Since moisture promotes the development of mold, humidity is the most common cause of poor air quality inside homes, classrooms and public places. Checking humidity levels is one of the most effective ways of improving indoor air quality and protecting your health.

Did You Know...
  • Mold does not affect everyone. Some people do not develop health problems related to mold even if they are exposed.
  • Most often, molds cause eye, nose, sinus and lung irritation.
  • Molds can also cause or worsen the following conditions:
    • Allergic rhinitis: Symptoms are similar to hay fever, but this occurs more during cold weather
    • Asthma
    • Common respiratory infections: colds, sinusitis, bronchitis, etc.
  • Other effects may occur:
    • Skin problems: redness, itching
    • Sore throat, hoarseness
    • Unusual fatigue, memory and concentration problems and various other symptoms.
  • In the vast majority of cases, health problems or symptoms caused by mold disappear when the mold exposure stops.

Asbestos

Asbestos is a fibrous mineral with a generally crumbly texture. It is part of the magnesium silicate family and is used for its excellent isolative, flame retardant and draft resistant properties. There are several types of asbestos including white asbestos or beryl, which is among the most frequently used, and the amphiboles of which there are five varieties including blue asbestos or crocidolite, and brown asbestos or amosite.

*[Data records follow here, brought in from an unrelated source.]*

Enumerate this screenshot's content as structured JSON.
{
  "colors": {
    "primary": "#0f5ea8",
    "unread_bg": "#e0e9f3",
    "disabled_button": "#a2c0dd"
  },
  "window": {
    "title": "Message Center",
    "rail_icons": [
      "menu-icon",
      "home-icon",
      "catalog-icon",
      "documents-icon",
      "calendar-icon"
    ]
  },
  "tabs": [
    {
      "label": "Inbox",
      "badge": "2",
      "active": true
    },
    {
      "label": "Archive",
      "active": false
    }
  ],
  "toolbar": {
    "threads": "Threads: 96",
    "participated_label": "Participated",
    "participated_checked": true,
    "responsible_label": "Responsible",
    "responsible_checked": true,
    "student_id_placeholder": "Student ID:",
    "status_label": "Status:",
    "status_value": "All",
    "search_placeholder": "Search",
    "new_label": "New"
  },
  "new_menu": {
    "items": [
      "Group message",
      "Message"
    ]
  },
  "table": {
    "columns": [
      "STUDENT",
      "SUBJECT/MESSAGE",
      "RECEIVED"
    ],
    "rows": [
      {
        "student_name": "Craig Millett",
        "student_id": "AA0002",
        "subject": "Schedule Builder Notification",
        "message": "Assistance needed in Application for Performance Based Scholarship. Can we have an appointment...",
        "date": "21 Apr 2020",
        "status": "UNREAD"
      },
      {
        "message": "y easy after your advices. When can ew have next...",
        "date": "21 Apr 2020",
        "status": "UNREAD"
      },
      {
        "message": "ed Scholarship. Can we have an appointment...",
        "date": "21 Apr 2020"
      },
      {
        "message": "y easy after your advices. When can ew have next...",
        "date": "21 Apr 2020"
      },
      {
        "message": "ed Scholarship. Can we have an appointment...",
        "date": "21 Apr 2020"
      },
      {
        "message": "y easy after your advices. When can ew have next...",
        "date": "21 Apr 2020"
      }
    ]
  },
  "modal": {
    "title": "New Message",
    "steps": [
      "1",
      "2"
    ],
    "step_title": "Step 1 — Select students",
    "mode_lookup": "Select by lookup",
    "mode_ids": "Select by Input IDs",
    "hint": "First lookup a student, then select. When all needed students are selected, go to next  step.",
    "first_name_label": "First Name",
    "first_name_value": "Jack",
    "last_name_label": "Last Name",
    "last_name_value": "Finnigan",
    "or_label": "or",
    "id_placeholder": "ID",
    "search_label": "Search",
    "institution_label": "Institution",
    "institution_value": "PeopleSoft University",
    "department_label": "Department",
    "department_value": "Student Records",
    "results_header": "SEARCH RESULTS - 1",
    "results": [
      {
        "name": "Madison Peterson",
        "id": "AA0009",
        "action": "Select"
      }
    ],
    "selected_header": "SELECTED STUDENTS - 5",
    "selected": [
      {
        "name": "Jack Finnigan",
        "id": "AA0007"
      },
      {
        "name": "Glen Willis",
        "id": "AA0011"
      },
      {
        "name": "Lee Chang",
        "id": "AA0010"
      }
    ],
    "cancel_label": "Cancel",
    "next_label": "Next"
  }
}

Uses of Asbestos
The largest producers are Russia, Kazakhstan, China, Canada and Brazil. Although better known since the 19th century because of its industrial applications, the use of asbestos dates back to prehistoric times. Indeed, asbestos was found during archaeological excavations in Finland where people were using it to insulate their homes and manufacture pottery going back 3000 years. During ancient times, asbestos was used in Egypt, Persia and India for funeral preparations and to make clothing more durable. The Greeks and Romans also used it in weaving clothes for slaves, shrouds for the dead, towels and other linens. They used it in building construction of and even incorporated it in the manufacture of wicks for the eternal flames of the vestals. Charlemagne and Marco Polo were amazed by asbestos fabrics that were cleaned by throwing them into the fire. Throughout the Middle Ages, asbestos remained an element in pottery making.

The contamination of indoor air by asbestos is mainly due to the presence of materials containing friable asbestos, in flocked or sprayed format. This application was very common on the ceilings and walls of buildings until the late 70's. Asphalt asbestos was also widely used to protect plumbing pipes. The air gets contaminated when the asbestos materials deteriorate become friable, releasing fibres into the air.

Dangers of Asbestos
The main danger of asbestos is contracting serious lung disease by inhaling the fibres. Asbestosis or pulmonary fibrosis, lung cancer and pleural cancers and digestive diseases are very common among those who work or live in environments where there is a lot of asbestos. Other conditions, such as damage to the parietal pleura and pleural thickening, appear about 15 years after the first exposure to asbestos and cause chest pain and breathing problems. Other diseases may occur such as cancer of the larynx, the gastrointestinal tract or kidneys. The most at risk are those who work in asbestos mines, in factories or in the construction sector where asbestos is used, as well as the cleaning staff of risk areas, waste transportation employees and those working in premises insulated with asbestos. However, anyone living or working in an environment where asbestos is present is at risk of developing one of these diseases.

For questions about vermiculite, mold or asbestos, contact Constrox Plus in Montreal.